> _Work to be completed_
Below are some entries. Copy each line that holds the string "time".

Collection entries
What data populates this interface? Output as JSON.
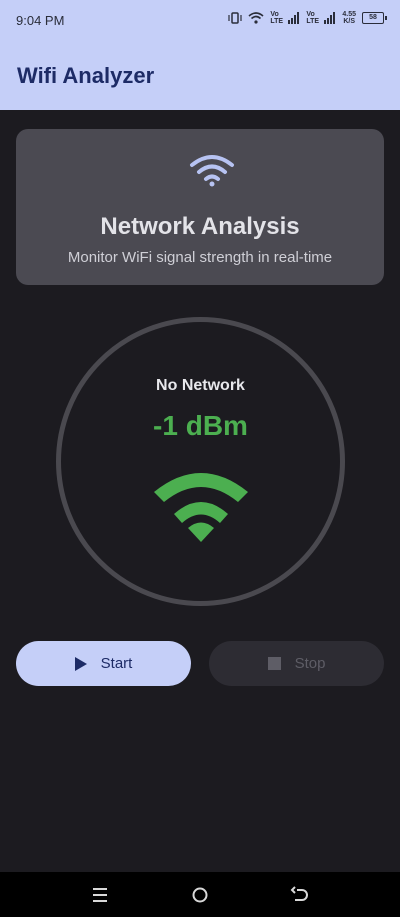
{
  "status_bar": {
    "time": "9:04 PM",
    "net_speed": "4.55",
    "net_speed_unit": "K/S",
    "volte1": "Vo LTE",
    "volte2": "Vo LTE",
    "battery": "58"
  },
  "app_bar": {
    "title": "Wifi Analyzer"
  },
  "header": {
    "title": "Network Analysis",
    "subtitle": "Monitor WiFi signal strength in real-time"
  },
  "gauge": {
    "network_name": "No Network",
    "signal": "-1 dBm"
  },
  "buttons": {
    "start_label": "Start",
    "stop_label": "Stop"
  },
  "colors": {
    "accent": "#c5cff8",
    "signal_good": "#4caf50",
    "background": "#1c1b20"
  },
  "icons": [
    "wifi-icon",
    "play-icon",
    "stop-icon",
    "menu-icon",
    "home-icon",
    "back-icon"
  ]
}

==

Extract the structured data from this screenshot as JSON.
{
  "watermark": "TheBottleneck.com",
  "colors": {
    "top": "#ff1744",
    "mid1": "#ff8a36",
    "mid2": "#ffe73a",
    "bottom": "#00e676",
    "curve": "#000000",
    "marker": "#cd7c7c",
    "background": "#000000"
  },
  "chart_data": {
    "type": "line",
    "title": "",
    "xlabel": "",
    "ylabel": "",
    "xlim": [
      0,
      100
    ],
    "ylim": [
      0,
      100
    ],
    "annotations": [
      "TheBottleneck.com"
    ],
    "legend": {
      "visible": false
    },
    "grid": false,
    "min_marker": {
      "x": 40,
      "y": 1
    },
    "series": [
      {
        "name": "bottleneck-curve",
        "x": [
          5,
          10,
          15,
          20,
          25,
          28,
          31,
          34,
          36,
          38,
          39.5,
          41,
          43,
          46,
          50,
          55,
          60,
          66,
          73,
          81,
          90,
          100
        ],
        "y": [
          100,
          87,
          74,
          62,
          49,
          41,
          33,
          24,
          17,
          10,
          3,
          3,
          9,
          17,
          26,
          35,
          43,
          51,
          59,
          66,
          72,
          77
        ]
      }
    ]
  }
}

> _Response area_
    "time": "9:04 PM",
    "subtitle": "Monitor WiFi signal strength in real-time"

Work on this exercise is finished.